◆ **Work to be completed**
Search each line of the data for the word "Load"; copy every line where it is found.

Component data from apps and pages
----

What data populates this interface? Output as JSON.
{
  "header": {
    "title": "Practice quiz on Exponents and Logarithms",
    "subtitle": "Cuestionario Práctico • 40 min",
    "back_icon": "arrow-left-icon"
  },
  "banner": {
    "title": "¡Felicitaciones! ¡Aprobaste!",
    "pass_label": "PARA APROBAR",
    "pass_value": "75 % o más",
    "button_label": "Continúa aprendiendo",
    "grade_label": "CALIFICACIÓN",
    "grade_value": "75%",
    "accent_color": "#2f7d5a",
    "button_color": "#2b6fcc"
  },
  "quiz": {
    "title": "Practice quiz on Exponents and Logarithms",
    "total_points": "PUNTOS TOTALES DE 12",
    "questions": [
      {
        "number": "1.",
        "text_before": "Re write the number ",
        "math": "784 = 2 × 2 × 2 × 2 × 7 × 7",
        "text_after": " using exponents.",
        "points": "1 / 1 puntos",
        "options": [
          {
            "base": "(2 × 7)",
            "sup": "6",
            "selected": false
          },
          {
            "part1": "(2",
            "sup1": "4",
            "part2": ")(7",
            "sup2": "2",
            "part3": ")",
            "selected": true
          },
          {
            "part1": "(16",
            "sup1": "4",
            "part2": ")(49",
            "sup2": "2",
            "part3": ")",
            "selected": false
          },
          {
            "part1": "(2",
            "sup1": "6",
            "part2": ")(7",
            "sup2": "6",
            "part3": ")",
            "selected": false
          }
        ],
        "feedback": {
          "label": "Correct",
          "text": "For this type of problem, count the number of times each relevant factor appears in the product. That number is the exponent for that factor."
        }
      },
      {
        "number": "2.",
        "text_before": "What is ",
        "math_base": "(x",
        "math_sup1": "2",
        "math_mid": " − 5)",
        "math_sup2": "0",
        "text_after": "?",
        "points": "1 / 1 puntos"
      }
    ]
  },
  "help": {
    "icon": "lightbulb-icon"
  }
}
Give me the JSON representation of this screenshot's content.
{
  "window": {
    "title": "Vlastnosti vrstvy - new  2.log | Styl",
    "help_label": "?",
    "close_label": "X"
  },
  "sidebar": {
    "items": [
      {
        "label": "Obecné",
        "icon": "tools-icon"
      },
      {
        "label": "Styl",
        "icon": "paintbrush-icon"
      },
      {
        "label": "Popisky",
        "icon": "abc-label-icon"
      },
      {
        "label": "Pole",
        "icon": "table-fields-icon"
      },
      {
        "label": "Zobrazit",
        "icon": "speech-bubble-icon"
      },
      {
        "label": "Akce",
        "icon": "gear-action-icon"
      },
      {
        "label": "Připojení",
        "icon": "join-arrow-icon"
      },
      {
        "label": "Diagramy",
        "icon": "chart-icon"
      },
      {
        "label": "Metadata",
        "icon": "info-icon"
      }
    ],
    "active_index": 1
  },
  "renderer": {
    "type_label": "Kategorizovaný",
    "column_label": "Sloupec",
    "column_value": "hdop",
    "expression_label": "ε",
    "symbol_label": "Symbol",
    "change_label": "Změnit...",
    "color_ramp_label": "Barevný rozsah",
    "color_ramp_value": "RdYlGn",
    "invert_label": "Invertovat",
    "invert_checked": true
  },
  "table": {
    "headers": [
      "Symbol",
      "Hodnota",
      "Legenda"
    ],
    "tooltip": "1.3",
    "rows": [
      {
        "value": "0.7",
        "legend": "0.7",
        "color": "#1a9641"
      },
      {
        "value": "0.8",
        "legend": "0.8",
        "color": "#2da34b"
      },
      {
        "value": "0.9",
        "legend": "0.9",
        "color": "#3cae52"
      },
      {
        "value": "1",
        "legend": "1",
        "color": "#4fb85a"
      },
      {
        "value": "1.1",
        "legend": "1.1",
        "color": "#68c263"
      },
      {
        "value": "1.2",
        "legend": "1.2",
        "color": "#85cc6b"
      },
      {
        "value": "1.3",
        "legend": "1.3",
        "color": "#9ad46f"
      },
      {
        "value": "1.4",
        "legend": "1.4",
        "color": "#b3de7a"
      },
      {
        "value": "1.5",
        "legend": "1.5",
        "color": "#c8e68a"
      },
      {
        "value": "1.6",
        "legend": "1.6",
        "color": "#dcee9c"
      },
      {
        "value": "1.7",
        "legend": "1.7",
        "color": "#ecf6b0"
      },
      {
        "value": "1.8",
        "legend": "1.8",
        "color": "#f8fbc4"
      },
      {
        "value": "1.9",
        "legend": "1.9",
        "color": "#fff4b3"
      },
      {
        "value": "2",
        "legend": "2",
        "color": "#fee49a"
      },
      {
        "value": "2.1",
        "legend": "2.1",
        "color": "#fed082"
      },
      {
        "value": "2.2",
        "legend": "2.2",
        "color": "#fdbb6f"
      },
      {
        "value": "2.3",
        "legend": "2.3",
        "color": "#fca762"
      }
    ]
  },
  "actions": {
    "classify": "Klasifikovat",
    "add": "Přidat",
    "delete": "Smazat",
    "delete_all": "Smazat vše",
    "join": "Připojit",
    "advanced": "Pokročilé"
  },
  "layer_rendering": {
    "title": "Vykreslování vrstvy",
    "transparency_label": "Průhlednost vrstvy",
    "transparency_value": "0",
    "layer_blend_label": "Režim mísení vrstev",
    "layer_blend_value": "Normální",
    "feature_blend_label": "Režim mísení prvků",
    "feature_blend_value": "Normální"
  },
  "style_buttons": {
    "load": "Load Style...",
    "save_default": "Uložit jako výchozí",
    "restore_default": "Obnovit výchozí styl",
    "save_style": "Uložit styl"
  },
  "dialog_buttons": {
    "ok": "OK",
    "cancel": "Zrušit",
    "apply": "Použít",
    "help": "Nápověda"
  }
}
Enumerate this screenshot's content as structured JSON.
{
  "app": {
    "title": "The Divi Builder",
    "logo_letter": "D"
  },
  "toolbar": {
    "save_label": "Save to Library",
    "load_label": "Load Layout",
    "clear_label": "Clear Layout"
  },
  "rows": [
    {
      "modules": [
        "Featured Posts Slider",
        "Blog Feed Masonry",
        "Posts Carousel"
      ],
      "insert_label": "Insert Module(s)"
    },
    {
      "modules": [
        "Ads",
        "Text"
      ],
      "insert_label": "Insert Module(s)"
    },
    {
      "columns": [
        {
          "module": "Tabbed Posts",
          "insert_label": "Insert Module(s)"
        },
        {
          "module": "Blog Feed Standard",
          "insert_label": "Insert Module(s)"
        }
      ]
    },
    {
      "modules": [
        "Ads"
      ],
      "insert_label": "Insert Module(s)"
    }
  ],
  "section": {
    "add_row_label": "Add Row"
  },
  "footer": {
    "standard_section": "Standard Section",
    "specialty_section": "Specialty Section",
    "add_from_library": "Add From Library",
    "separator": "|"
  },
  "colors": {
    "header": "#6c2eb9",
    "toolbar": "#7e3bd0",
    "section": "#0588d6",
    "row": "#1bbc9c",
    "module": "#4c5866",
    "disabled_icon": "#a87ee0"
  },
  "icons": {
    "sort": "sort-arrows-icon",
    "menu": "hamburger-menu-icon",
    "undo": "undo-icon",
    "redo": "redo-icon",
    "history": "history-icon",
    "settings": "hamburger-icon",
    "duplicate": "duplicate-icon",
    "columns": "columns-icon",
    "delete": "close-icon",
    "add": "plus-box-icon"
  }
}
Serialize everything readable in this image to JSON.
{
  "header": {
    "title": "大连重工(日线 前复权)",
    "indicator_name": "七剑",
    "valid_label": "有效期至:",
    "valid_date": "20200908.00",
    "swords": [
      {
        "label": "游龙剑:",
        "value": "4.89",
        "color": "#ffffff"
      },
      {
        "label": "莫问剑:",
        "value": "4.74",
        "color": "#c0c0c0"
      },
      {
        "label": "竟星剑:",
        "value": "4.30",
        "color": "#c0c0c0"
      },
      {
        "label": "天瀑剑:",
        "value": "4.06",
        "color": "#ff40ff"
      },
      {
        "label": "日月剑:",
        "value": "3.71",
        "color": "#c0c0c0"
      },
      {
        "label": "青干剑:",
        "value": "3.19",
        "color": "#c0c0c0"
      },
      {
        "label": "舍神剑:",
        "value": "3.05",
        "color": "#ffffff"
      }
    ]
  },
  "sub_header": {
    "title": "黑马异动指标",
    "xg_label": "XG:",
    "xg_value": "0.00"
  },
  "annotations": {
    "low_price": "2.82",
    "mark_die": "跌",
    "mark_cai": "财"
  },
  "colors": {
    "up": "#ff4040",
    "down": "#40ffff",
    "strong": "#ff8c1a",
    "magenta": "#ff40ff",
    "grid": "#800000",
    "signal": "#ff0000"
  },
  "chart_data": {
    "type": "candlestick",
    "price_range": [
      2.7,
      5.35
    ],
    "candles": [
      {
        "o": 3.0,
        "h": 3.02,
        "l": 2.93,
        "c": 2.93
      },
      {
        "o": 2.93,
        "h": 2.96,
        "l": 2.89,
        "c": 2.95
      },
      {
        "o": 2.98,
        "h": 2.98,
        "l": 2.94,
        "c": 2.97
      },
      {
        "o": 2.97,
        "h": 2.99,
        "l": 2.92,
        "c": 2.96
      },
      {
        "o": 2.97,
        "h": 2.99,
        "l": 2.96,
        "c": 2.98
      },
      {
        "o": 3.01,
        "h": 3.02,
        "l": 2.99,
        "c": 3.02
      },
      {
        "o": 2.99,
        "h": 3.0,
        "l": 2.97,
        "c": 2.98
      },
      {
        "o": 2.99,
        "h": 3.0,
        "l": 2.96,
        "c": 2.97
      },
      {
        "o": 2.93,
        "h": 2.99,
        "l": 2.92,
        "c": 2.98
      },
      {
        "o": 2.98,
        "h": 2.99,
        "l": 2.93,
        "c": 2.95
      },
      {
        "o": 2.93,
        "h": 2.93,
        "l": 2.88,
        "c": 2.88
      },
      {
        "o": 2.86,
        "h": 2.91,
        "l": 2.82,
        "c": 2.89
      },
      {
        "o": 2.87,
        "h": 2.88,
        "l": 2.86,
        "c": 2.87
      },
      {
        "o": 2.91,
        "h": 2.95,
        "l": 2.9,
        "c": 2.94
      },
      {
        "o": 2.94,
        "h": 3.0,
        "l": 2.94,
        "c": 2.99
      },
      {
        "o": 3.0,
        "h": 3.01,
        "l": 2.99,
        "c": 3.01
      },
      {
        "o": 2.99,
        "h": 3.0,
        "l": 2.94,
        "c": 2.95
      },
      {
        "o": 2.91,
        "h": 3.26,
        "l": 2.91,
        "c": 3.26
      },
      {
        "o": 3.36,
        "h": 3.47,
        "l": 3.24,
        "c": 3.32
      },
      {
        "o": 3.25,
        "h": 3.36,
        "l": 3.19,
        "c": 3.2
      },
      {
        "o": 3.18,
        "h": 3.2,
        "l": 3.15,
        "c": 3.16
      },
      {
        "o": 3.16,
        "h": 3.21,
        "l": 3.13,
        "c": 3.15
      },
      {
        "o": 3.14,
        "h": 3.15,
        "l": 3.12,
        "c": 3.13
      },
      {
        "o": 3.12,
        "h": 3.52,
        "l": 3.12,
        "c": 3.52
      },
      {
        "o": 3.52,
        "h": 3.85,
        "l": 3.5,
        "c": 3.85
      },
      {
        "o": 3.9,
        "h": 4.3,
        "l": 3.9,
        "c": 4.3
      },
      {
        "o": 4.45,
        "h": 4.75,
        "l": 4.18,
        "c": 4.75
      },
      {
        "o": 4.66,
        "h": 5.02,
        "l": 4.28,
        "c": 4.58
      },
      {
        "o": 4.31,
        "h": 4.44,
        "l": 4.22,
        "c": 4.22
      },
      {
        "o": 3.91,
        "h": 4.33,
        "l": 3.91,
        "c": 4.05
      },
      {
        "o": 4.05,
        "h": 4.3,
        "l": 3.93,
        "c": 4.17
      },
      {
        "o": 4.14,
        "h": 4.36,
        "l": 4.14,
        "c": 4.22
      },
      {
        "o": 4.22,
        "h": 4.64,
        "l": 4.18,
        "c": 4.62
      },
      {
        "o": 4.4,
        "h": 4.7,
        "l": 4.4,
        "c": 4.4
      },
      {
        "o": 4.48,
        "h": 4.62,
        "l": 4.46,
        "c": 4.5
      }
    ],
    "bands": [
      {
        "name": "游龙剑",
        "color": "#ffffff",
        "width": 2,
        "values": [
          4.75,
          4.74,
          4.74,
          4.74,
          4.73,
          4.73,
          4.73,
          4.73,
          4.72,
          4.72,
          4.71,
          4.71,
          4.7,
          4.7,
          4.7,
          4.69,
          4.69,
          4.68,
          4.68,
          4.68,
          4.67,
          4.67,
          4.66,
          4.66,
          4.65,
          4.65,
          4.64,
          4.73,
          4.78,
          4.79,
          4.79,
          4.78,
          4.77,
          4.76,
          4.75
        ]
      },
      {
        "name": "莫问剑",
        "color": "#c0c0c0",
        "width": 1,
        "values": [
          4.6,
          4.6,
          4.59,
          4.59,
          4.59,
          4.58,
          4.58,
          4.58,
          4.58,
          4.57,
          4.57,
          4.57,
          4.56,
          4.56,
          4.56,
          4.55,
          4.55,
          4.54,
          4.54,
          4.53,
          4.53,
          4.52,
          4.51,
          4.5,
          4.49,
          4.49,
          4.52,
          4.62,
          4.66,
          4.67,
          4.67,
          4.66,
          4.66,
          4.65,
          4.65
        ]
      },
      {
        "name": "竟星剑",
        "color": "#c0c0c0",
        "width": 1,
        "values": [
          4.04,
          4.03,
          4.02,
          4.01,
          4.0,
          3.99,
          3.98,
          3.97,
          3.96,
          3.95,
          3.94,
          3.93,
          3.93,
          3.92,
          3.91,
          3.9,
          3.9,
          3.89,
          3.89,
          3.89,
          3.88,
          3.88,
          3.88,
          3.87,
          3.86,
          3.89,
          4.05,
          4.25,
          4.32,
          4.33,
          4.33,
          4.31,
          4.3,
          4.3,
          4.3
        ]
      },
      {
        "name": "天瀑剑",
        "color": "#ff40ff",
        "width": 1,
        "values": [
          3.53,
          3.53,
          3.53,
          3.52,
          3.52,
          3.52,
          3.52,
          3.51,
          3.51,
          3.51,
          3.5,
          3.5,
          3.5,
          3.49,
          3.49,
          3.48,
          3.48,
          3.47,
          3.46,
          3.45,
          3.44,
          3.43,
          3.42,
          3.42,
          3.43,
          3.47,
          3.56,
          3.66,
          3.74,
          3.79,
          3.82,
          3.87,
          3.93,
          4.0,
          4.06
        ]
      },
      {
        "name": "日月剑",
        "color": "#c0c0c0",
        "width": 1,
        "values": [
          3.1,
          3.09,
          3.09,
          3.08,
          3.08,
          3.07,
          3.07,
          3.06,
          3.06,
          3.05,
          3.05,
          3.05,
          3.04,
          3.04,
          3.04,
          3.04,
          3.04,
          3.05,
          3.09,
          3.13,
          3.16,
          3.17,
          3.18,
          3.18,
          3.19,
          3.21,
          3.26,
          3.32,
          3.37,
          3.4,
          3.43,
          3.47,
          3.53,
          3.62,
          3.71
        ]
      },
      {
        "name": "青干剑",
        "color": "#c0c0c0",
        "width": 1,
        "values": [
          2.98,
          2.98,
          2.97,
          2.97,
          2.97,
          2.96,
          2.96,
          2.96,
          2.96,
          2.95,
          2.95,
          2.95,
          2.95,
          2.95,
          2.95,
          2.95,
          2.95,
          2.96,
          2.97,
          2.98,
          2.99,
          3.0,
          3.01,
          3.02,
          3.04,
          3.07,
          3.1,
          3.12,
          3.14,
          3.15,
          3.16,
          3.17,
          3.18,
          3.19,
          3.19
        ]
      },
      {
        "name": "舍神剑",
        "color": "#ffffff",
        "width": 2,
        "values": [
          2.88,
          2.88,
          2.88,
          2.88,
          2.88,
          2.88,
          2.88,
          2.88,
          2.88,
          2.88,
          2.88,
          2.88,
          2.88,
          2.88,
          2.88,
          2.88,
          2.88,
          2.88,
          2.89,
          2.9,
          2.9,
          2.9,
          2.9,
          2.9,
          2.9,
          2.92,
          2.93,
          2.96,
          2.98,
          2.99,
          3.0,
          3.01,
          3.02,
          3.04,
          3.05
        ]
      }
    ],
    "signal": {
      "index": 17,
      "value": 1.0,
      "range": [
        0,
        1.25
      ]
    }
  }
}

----

◆ **Exercise output**
    "load": "Load Style...",
    "load_label": "Load Layout",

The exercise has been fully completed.